<%@ Control Language="C#" AutoEventWireup="true" CodeFile="UserControlPrac.ascx.cs" Inherits="UserControlPrac" %>
FirstName: <asp:TextBox ID="TextBoxFirstName" runat="server"></asp:TextBox><br />
LastName: <asp:TextBox ID="TextBoxLastName" runat="server"></asp:TextBox>

Here, there are 2 Textboxes with id TextBoxFirstName and TextBoxLastName.

The code for the code-behind for the page is below:

public partial class UserControlPrac : System.Web.UI.UserControl
{
    protected void Page_Load(object sender, EventArgs e)
    {    }

    public string FirstName
    {
        get { return TextBoxFirstName.Text; }
        set { TextBoxFirstName.Text = "firstname"; }
    }

    public string LastName
    {
        get { return TextBoxLastName.Text; }
        set { TextBoxLastName.Text = "lastname"; }
    }
}

Here, I have 2 public properties FirstName and LastName. The properties returns the values for the Textbox controls on the page. I can also set the values to some default values.

Now, on the main, I register the usercontrol and then add a button to the page.
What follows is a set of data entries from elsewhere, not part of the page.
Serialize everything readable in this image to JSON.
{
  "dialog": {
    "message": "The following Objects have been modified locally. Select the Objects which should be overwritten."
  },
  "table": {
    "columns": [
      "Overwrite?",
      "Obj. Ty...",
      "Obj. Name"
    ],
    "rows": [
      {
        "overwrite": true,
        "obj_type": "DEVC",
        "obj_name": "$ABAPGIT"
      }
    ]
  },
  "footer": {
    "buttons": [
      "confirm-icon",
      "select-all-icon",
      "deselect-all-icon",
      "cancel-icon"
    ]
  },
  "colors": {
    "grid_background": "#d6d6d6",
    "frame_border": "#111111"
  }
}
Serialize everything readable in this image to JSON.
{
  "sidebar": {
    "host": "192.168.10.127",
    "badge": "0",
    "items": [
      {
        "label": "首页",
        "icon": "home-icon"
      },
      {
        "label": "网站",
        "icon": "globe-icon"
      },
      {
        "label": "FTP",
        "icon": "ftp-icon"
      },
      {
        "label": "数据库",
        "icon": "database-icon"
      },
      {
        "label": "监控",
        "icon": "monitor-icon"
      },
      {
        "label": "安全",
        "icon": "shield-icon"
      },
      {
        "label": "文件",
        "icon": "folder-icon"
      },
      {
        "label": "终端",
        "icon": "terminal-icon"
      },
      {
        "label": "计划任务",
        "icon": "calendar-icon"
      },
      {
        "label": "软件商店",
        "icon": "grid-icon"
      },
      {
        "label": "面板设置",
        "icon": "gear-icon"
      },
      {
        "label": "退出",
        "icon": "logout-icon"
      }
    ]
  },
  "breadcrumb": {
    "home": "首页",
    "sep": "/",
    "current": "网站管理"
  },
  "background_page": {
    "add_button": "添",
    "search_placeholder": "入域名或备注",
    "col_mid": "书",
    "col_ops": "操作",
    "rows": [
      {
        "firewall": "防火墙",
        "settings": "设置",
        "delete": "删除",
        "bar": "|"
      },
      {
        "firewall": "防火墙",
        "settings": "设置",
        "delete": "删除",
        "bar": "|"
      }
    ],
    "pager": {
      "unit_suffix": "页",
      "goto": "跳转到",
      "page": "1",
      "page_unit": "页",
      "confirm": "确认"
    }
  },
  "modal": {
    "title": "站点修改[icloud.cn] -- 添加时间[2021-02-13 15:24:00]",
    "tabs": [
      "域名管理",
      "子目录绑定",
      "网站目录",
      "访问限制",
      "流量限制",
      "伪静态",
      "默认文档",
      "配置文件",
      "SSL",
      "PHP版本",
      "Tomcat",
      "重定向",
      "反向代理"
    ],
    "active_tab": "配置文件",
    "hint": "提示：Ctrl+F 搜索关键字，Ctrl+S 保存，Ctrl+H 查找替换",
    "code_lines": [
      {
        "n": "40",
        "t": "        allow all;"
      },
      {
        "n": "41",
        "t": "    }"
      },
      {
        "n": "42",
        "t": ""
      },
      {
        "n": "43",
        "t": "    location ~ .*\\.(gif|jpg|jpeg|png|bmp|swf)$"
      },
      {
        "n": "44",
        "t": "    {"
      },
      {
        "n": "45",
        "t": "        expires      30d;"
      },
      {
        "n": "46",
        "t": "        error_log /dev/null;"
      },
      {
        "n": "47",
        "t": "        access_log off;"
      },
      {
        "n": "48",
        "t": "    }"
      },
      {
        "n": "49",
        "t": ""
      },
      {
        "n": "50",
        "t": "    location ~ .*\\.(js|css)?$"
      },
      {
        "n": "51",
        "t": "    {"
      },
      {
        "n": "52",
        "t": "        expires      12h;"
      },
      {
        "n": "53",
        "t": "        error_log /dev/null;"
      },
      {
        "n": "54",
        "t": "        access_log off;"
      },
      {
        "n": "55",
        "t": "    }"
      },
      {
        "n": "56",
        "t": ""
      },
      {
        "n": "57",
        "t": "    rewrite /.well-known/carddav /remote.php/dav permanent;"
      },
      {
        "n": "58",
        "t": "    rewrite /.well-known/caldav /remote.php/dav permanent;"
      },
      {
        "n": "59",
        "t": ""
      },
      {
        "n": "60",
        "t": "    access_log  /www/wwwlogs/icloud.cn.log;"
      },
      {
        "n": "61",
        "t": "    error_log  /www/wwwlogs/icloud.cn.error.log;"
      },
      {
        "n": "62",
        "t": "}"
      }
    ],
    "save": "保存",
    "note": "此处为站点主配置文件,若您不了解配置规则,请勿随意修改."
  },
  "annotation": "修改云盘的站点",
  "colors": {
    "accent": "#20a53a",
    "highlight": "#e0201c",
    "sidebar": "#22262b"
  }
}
The code is below:

<%@ Page Language="C#" AutoEventWireup="true" CodeFile="UserControlPracTest.aspx.cs" Inherits="UserControlPracTest" %>
<%@ Register src="UserControlPrac.ascx" tagname="UserControlPrac" tagprefix="uc1" %>

<!DOCTYPE html PUBLIC "-//W3C//DTD XHTML 1.0 Transitional//EN" "http://www.w3.org/TR/xhtml1/DTD/xhtml1-transitional.dtd">
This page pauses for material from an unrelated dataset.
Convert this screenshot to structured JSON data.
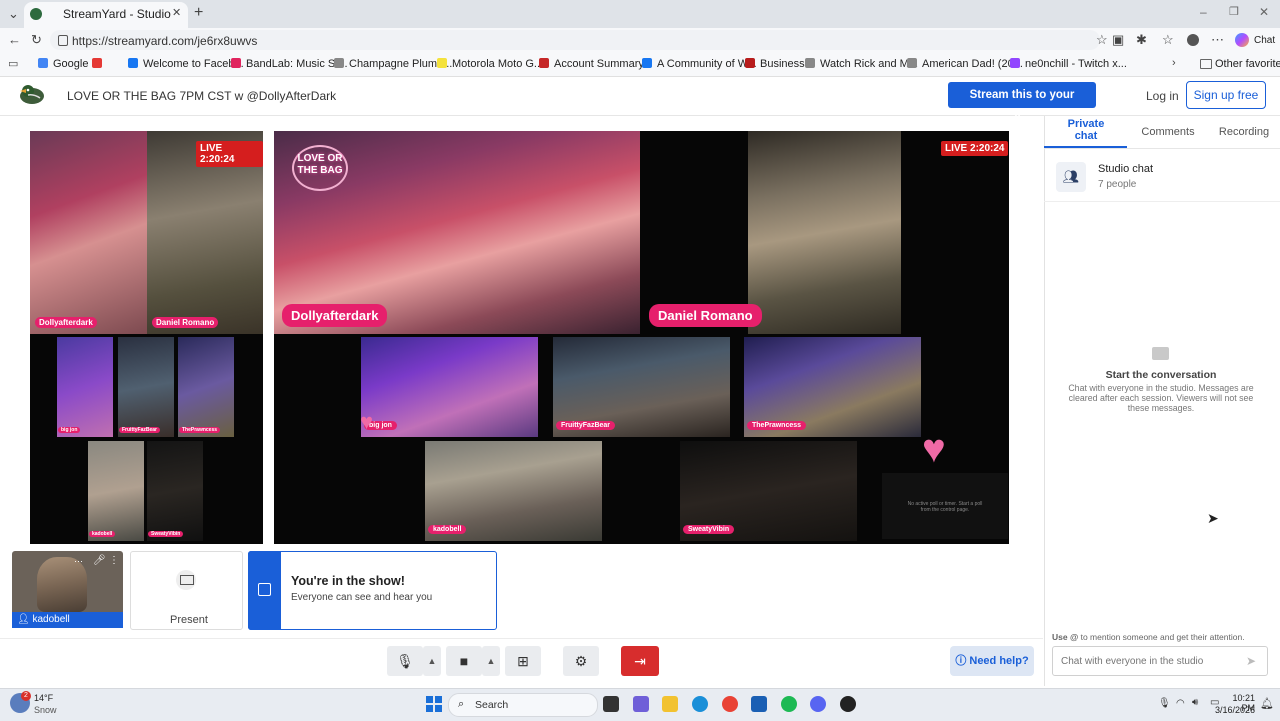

<html xmlns="http://www.w3.org/1999/xhtml">
<head runat="server">
    <title>Untitled Page</title>
</head>
<body>
    <form id="form1" runat="server">
    <div>   
        <uc1:UserControlPrac ID="UserControlPrac1" runat="server" />   
        </div>
    <asp:Button ID="Button1" runat="server" onclick="Button1_Click" Text="Button" />
    </form>
</body>
</html> 


On code-behind:

public partial class UserControlPracTest : System.Web.UI.Page
{
    protected void Page_Load(object sender, EventArgs e)
    {
      
    }
    protected void Button1_Click(object sender, EventArgs e)
    {
        Response.Write("first name: " + UserControlPrac1.FirstName);
        Response.Write("<br/>last name: " + UserControlPrac1.LastName);
    }
}


When the button is clicked, I am writing the values in the Textbox controls based on what was passed in by the user.

May 5, 2009

Create User Control from Web Page

To create a user control from a aspx web page, create a web page first.
default2.aspx

<%@ Page Language="C#" AutoEventWireup="true" CodeFile="Default2.aspx.cs" Inherits="Default2" %>
<!DOCTYPE html PUBLIC "-//W3C//DTD XHTML 1.0 Transitional//EN" "http://www.w3.org/TR/xhtml1/DTD/xhtml1-transitional.dtd">
<html xmlns="http://www.w3.org/1999/xhtml">

<head runat="server"><title>Untitled Page</title></head>

<body>

<form id="form1" runat="server">
<div> </div>
</form> </body> </html>

code behind

public partial class Default2 : System.Web.UI.Page
{
protected
void Page_Load(object sender, EventArgs e)
{ //page load event }
}
Then,

  • Remove the html, head, body and form tags.
  • Change the @Page directive in default2.aspx page to @Control.
  • Change the filename to default2.ascx.
  • In code-behind, change the Inherits tag to System.Web.UI.UserControl.
The resultant page (user control) will like below.
default2.aspx,

<%@ Control Language="C#" AutoEventWireup="true" CodeFile="Default2.ascx.cs" Inherits="Default2" >
code-behind,

public partial class Default2 : System.Web.UI.UserControl
{

protected
void Page_Load(object sender, EventArgs e)
{
//page load event}
}

April 13, 2009

Create User Control

To create a web user control, in visual studio, choose "Add New Item" > "Web User Control" and choose a name and then click on the Add button.
The following code is automatically generated.

<%@ Control Language="C#" AutoEventWireup="true" CodeFile="UCWebUserControl.ascx.cs" Inherits="UCWebUserControl" %>
The code appears similar to adding a new web-form but a look on the HTML shows a Control directive instead of the Page directive.
Texts and controls can be added to the page similar to adding text and controls to a web form as shown below.

<%@ Control Language="C#" AutoEventWireup="true" CodeFile="UCWebUserControl.ascx.cs" Inherits="UCWebUserControl" %>
<div>div element in a user control</div>

<asp:Label ID="Label1" runat="server" Text="Label"></asp:Label>

<asp:TextBox ID="TextBox1" runat="server"></asp:TextBox>
This user control can now be added to a page.
Reference: Shahed Kazi at AspNetify.com